The problem is when a website or service you use is compromised and that username and password you used to login are leaked, someone could then use your credentials to login to ALL your websites.
By extension, if you use my Mydog123 for your password at one website, what are the chances you use Mydog1234 somewhere else? Considering most of us have a PayPal, Apple, or Google account where someone could potentially rack up thousands in purchases before we even notice, it starts to get pretty scary, quickly.
So, what can you do? You make sure you use a unique, secure password for every service you visit. This ensures that even if one or ten of your passwords is compromised, the rest of your services are safe.
But how can you be expected to remember 25 different passwords that are nothing but some random assortment of letters and numbers?
Use a password manager
Think of your password manager like a vault. A vault that uses one really strong master password to unlock. In this vault, you can store all your login information, encrypted and locked away from prying eyes, viewable only to you. Beyond that, they offer lots of time savings features. Password generation, auto filling of login information, and the ability to store all kinds of other private information like credit card details.

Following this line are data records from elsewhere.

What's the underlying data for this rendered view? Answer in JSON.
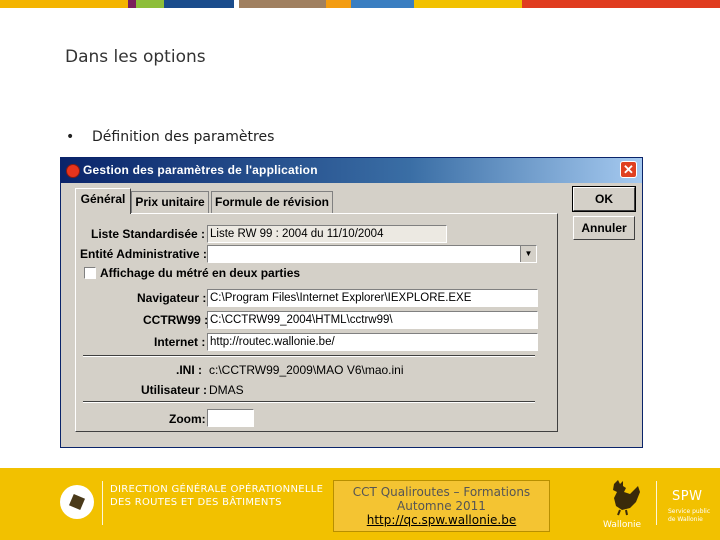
{
  "colors": {
    "topbar": [
      "#f4b400",
      "#7a1f5c",
      "#8dbe3a",
      "#1a4c8c",
      "#ffffff",
      "#a08060",
      "#f39c12",
      "#3a7ec1",
      "#f2c100",
      "#e03c1f"
    ],
    "footer": "#f2c100",
    "dialog_titlebar": "#0a246a"
  },
  "slide": {
    "title": "Dans les options",
    "bullet_char": "•",
    "bullet_text": "Définition des paramètres"
  },
  "dialog": {
    "title": "Gestion des paramètres de l'application",
    "close_icon": "close-icon",
    "close_glyph": "✕",
    "tabs": [
      {
        "label": "Général",
        "active": true
      },
      {
        "label": "Prix unitaire",
        "active": false
      },
      {
        "label": "Formule de révision",
        "active": false
      }
    ],
    "fields": {
      "liste_label": "Liste Standardisée :",
      "liste_value": "Liste RW 99 : 2004 du 11/10/2004",
      "entite_label": "Entité Administrative :",
      "entite_value": "",
      "affichage_label": "Affichage du métré en deux parties",
      "affichage_checked": false,
      "navigateur_label": "Navigateur :",
      "navigateur_value": "C:\\Program Files\\Internet Explorer\\IEXPLORE.EXE",
      "cctrw99_label": "CCTRW99 :",
      "cctrw99_value": "C:\\CCTRW99_2004\\HTML\\cctrw99\\",
      "internet_label": "Internet :",
      "internet_value": "http://routec.wallonie.be/",
      "ini_label": ".INI :",
      "ini_value": "c:\\CCTRW99_2009\\MAO V6\\mao.ini",
      "utilisateur_label": "Utilisateur :",
      "utilisateur_value": "DMAS",
      "zoom_label": "Zoom:",
      "zoom_value": ""
    },
    "buttons": {
      "ok": "OK",
      "annuler": "Annuler"
    }
  },
  "footer": {
    "dgo_line1": "DIRECTION GÉNÉRALE OPÉRATIONNELLE",
    "dgo_line2": "DES ROUTES ET DES BÂTIMENTS",
    "cct_line1": "CCT Qualiroutes – Formations",
    "cct_line2": "Automne 2011",
    "cct_link": "http://qc.spw.wallonie.be",
    "wallonie": "Wallonie",
    "spw": "SPW",
    "spw_sub1": "Service public",
    "spw_sub2": "de Wallonie"
  }
}
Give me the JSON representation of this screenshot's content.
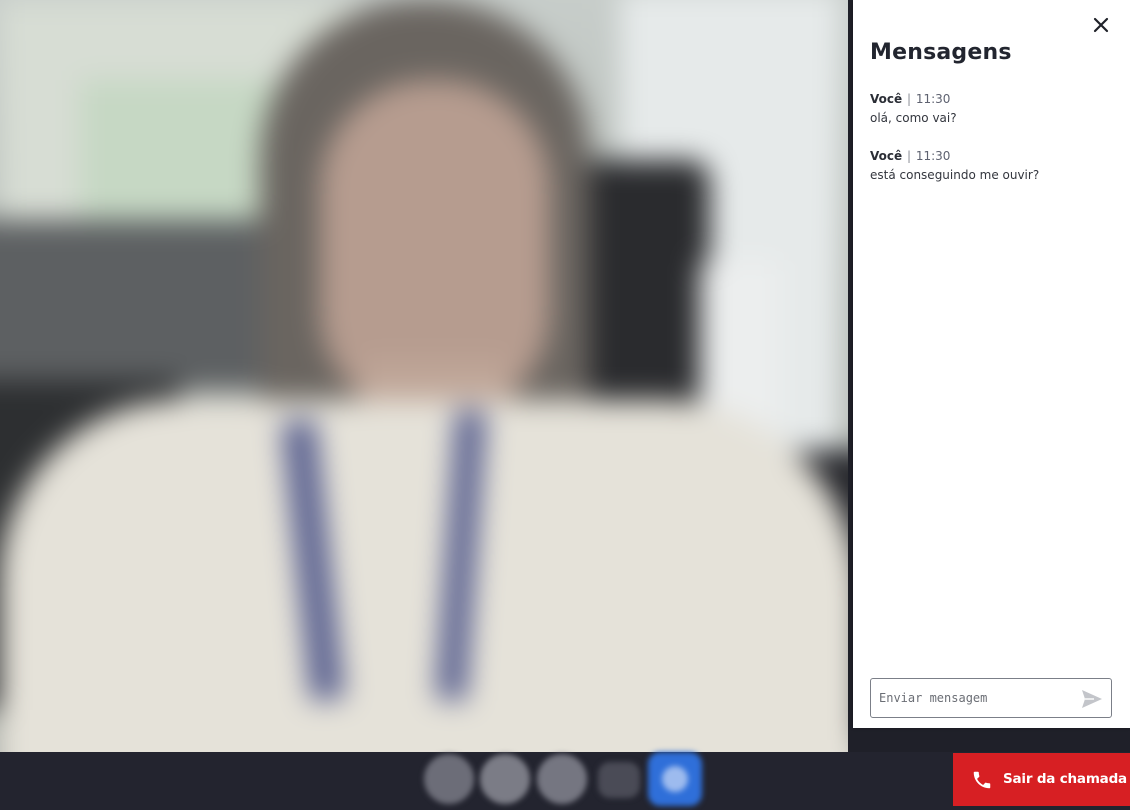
{
  "chat": {
    "title": "Mensagens",
    "close_icon": "close-icon",
    "messages": [
      {
        "author": "Você",
        "separator": "|",
        "time": "11:30",
        "text": "olá, como vai?"
      },
      {
        "author": "Você",
        "separator": "|",
        "time": "11:30",
        "text": "está conseguindo me ouvir?"
      }
    ],
    "composer": {
      "placeholder": "Enviar mensagem",
      "value": "",
      "send_icon": "send-icon"
    }
  },
  "controls": {
    "icons": [
      "control-button-icon",
      "control-button-icon",
      "control-button-icon",
      "control-button-icon",
      "chat-toggle-icon"
    ],
    "active_color": "#2f6fd9"
  },
  "leave_button": {
    "label": "Sair da chamada",
    "icon": "phone-icon",
    "color": "#d71f23"
  }
}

Here at illumin8, every member of the team uses Dashlane, a secure, free to use password manager. It saves the team huge amounts of time when jumping between the various services we use daily. Soon, we will be converting to LastPass for a fully cloud based solution. Both are fantastic products that we highly recommend.